Problem details :: Filter these entries, keeping only lines that hold the word "this".
═══ Extracted data
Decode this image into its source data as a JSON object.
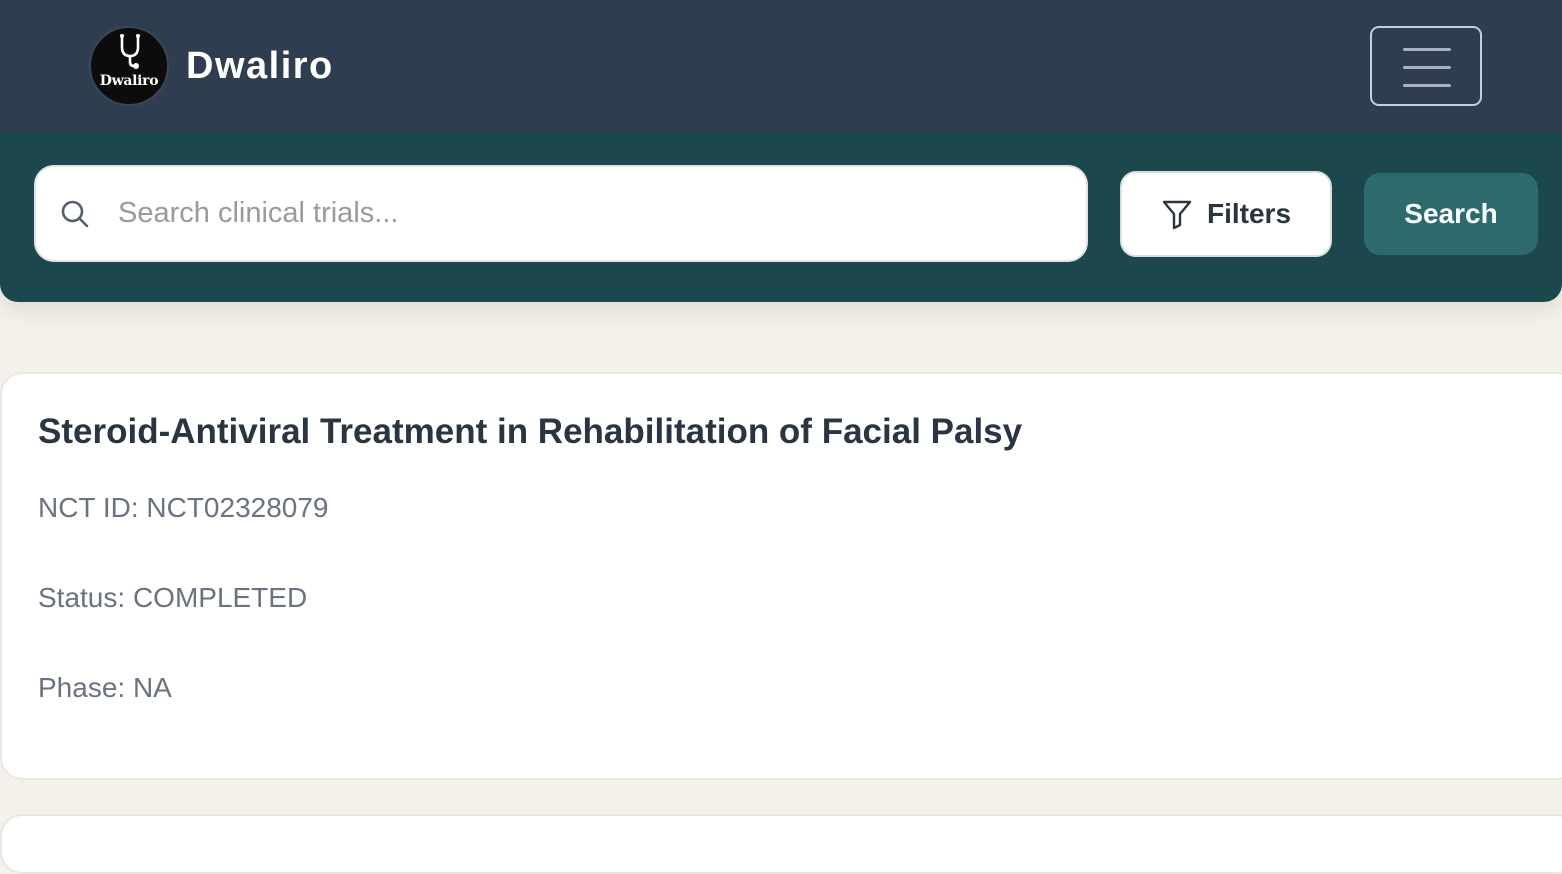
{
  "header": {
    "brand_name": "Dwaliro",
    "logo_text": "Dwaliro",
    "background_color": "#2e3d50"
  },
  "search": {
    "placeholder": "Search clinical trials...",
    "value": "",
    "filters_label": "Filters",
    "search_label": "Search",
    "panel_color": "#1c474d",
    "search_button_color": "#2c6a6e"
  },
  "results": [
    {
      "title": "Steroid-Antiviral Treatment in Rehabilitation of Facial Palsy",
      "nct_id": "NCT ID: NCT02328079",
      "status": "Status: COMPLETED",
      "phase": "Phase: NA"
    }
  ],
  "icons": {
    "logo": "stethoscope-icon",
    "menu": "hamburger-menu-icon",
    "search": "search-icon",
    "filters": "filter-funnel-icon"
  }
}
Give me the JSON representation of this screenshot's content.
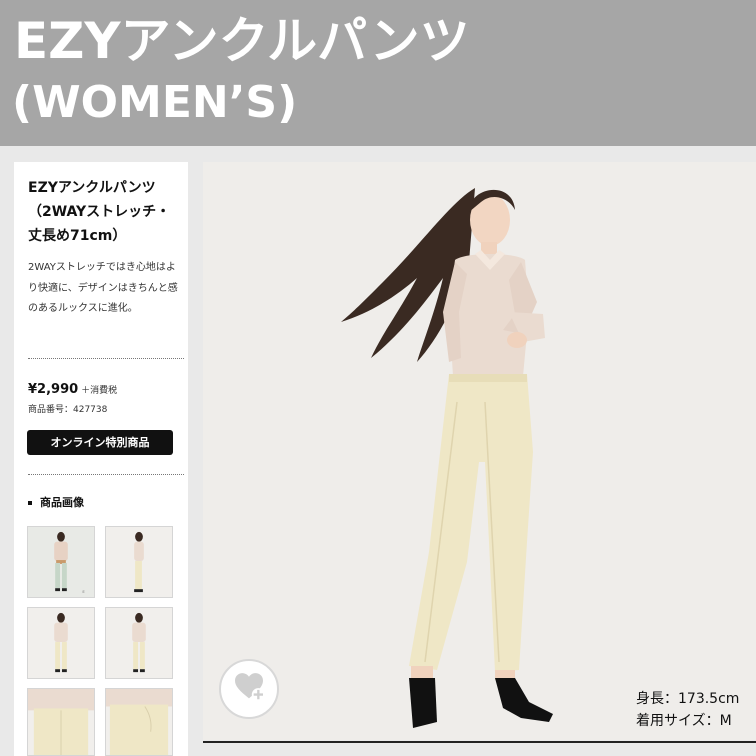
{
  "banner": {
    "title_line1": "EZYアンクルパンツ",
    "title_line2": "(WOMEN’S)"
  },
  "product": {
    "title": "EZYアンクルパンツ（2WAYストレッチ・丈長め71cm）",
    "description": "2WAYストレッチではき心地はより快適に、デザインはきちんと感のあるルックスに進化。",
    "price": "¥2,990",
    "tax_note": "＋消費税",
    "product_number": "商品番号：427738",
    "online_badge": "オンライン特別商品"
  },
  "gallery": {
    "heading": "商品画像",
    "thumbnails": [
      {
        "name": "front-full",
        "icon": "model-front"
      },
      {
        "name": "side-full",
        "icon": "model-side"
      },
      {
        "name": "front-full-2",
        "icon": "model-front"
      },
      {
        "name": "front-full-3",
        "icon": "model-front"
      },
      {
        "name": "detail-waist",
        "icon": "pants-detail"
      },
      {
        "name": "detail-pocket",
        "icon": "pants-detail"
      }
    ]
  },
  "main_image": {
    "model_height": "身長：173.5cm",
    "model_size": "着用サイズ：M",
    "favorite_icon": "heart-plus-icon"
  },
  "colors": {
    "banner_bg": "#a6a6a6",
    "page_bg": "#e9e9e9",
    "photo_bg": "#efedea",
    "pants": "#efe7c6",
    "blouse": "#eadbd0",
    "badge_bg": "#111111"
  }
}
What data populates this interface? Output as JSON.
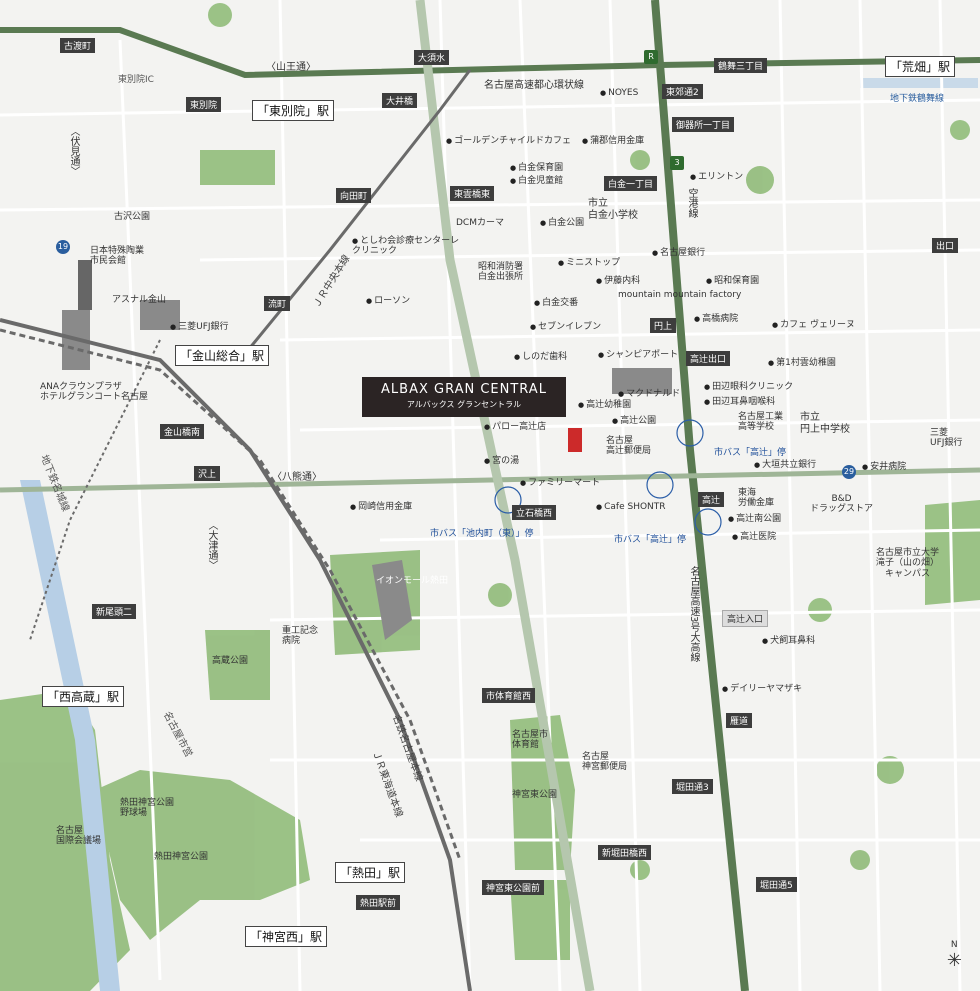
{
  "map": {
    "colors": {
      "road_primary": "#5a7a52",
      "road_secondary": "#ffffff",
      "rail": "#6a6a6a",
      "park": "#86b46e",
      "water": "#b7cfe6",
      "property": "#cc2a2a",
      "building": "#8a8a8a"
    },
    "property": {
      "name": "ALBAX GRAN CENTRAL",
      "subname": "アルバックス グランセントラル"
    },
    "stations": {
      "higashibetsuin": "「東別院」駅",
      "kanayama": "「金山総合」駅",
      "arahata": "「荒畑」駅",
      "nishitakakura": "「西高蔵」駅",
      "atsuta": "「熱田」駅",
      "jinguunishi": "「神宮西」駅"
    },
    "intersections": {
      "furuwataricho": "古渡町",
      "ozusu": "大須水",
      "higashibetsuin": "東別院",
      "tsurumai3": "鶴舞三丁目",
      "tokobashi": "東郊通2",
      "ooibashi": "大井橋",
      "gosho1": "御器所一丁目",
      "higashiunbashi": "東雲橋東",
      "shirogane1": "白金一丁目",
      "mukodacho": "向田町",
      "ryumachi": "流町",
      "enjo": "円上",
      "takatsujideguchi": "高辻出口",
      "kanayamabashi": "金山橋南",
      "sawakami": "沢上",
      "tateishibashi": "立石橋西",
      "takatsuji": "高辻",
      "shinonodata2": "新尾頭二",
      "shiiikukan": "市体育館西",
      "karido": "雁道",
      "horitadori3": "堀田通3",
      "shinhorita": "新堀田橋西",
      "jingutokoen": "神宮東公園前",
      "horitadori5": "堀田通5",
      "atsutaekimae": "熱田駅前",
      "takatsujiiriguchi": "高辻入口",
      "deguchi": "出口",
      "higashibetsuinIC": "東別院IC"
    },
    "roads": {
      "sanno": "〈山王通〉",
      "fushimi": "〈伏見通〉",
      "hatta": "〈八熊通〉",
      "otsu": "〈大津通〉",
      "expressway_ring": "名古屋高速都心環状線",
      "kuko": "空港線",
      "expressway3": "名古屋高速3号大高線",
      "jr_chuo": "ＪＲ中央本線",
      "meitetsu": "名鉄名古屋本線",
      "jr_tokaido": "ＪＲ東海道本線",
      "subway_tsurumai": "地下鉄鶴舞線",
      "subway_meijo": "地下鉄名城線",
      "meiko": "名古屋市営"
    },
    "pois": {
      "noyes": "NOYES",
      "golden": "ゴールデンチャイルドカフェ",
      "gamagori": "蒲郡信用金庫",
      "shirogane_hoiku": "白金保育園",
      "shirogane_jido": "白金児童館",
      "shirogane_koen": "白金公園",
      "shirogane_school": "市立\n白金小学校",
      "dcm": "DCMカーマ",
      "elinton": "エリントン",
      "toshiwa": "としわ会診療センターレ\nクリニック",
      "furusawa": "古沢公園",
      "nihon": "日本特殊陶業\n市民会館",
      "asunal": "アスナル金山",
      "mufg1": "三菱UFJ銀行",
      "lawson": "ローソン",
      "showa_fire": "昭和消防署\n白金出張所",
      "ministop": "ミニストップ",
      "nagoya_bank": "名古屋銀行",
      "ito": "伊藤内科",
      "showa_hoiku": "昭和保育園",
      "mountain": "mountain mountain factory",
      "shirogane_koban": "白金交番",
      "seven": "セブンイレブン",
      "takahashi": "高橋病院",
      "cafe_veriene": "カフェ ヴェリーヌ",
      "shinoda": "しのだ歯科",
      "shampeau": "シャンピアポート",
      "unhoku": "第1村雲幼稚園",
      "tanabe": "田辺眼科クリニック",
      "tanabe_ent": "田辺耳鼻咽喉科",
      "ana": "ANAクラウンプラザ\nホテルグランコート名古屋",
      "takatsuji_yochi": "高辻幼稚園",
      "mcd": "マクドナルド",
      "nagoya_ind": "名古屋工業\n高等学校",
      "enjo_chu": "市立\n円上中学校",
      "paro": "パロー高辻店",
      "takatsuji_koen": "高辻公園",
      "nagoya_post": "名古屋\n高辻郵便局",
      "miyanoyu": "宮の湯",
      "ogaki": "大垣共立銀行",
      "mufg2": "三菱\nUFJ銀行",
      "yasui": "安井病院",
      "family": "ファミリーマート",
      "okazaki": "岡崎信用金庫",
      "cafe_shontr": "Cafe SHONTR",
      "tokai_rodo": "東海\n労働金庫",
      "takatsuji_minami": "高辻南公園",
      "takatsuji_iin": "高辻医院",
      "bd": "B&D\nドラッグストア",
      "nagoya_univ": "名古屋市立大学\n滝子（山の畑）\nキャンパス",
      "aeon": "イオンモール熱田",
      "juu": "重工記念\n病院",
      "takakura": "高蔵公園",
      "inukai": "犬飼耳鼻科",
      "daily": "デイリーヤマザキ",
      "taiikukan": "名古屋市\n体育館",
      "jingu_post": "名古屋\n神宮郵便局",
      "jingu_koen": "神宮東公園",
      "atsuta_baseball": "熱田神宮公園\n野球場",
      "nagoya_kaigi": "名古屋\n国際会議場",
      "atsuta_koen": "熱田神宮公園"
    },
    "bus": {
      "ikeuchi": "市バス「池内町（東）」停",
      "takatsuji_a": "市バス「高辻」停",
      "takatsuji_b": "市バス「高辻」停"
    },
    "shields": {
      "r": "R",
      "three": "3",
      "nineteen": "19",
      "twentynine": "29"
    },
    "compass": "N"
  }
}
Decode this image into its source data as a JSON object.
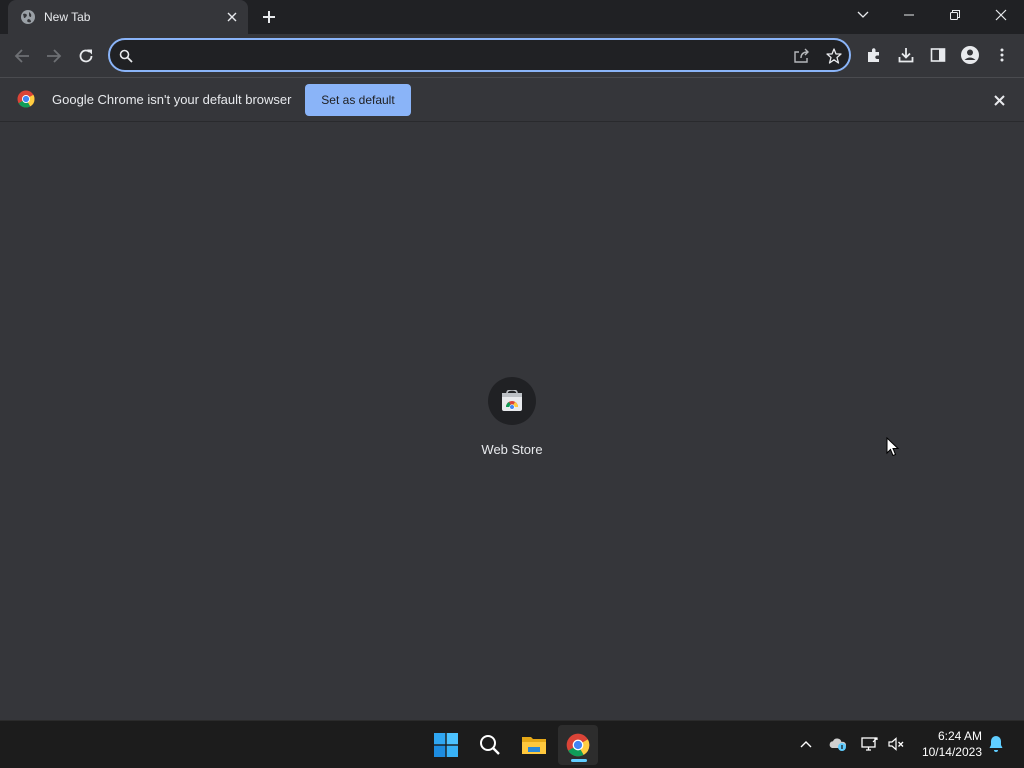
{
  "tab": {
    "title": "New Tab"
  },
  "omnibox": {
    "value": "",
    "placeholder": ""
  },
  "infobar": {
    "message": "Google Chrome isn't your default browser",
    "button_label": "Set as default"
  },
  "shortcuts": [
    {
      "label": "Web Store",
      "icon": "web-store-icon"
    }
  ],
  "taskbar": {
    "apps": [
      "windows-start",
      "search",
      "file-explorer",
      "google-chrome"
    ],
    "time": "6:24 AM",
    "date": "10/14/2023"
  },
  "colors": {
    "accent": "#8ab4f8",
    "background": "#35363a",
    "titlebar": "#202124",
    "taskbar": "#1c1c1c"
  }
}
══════
Task answer ::
Decode this image into its source data as a JSON object.
Give me the JSON representation of this screenshot's content.
What data populates this interface? Output as JSON.
Decode this image into its source data as a JSON object.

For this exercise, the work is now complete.